Final voting for the 86th Academy Awards is just four days away, but Monday allowed this year's nominees one more stress-free event before it all gets "oh, so serious" again. For the public at large, the annual Oscar Nominees Luncheon is a celebration of the honorees as they all crowd into one room to take the "Class of" photo. It's also a huge press opportunity where the contenders can subtly communicate their final pitches in hopes that a stray Academy member will read it or hear about it on TV.

According to media on hand who'd endured the luncheon interview room before, the talent that wandered in to take questions was much more impressive than in years past. No doubt, just a reflection of how competitive the season has been and how much is still on the line. While Jennifer Lawrence, Chiwetel Ejiofor and Michael Fassbender were unable to attend, contenders such as Matthew McConaughey, Cate Blanchett, Bradley Cooper, Christian Bale, Sandra Bullock, Lupita Nyong'o, Bono, Pharrell Williams and Amy Adams all stopped by for a light afternoon meal.

Here are the nominees' thoughts on the day, their films and the Oscar season in their own words.


June Squibb (Best Supporting Actress, "Nebraska")

On being invited into the club:
"It's very exciting. I feel like I'm a part of a community; those of us who are lucky enough to be nominated are gathering to celebrate together. I saw Lupita [Nyong'o] upstairs and other people I've known."


Lupita Nyong'o (Best Supporting Actress, "12 Years a Slave")

On whether she saw all this coming:
"I didn't expect anything. No, there is no way I could have dreamt any of this stuff up. It has been an incredible journey. It's an adventure and a very exiting one and a very rewarding one and a very revealing one as well."

On her birthplace, Mexico:
"I have a warm place in my heart for Mexico and I do for my other country as well, Kenya. I have been celebrated in other places and also in America and many different places in the world. That is a humbling experience to have so many people embrace you. That is the beauty of film. It brings so many people together."

On the nomination and thoughts on winning:
"It's a recognition of the highest -- everyone regards the Oscars as the ultimate stamp of approval and I don't know. I guess we'll see."
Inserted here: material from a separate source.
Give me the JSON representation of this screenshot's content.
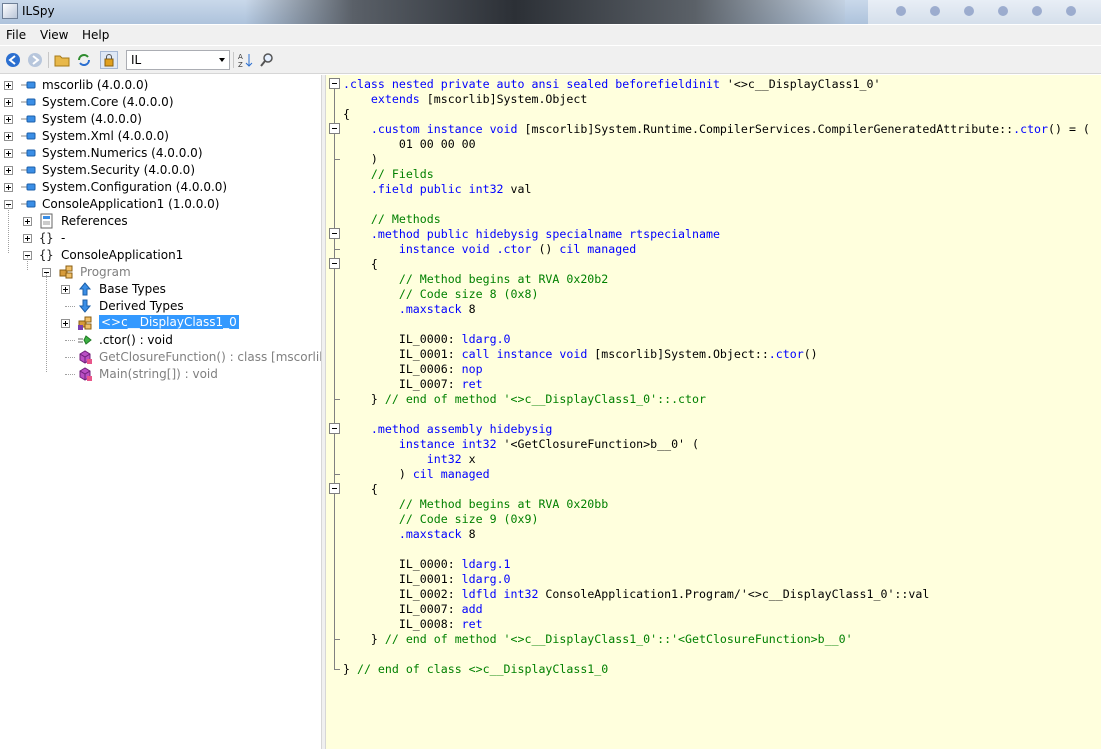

Alfonso Cuaron (Best Picture, Best Director, Best Film Editing, "Gravity")

On what his film means to audiences:
"First of all it's the emotional experience of the film. We go through adversity every single day of our life and those adversities shape who we are. Our attitude toward adversity. In many ways it's about embracing their adversity."

On "Gravity's" Latino support
"I'm very grateful with the Mexican crowd and the whole Spanish gang who have been so supportive about this process. Since the moment the movie has been released through all the celebrations."

Alexander Payne (Best Director, "Nebraska")

On what films served as inspirations:
"That's always a hard question to answer. I just liked the screenplay. I just liked the deadpan humor and the sadness underneath and the austerity and it was about kindness. I just saw the Oscar-nominated short documentaries yesterday and they are fantastic. I recommend watching the Osar-nominated short documentaries. No concrete films inspired it. I was inspired by my own relationship with my own aging parents."


Jonah Hill (Best Supporting Actor, "The Wolf of Wall Street")

On reuniting with Leonardo DiCaprio on a new film:
"We wanted to work together again and we have the same manager, Rick [Yorn], and he was trying to find another project for us to act in. And this story about Richard Jewell came to us and we were both so moved by it it was something we had to do."

On working for scale in "The Wolf of Wall Street":
I wouldn't care honestly. Martin Scorsese is my favorite filmmaker of all time. "Goodfellas" is the movie that made me want to make movies. Money is never a concern [when you can work] with people like Martin Scorsese. I would paint his house if he asked me to.

Does he still have his unused acceptance speech for "Moneyball?":
"It's in my safe. I figured I could just change some of the names from the 'Moneyball' speech. The possibility of winning seems so insane to me. It seems so indulgent to me. I guess I will write one just in the one-in-a-billion chance it happens."

With over a decade of experience in the movie industry, Ellwood survived working for two major studios and has written for Variety, MSN and the LA Times. A co-founder of HitFix, Ellwood spends his time relaxing hitting 3’s on the basketball court and following his beloved Clippers.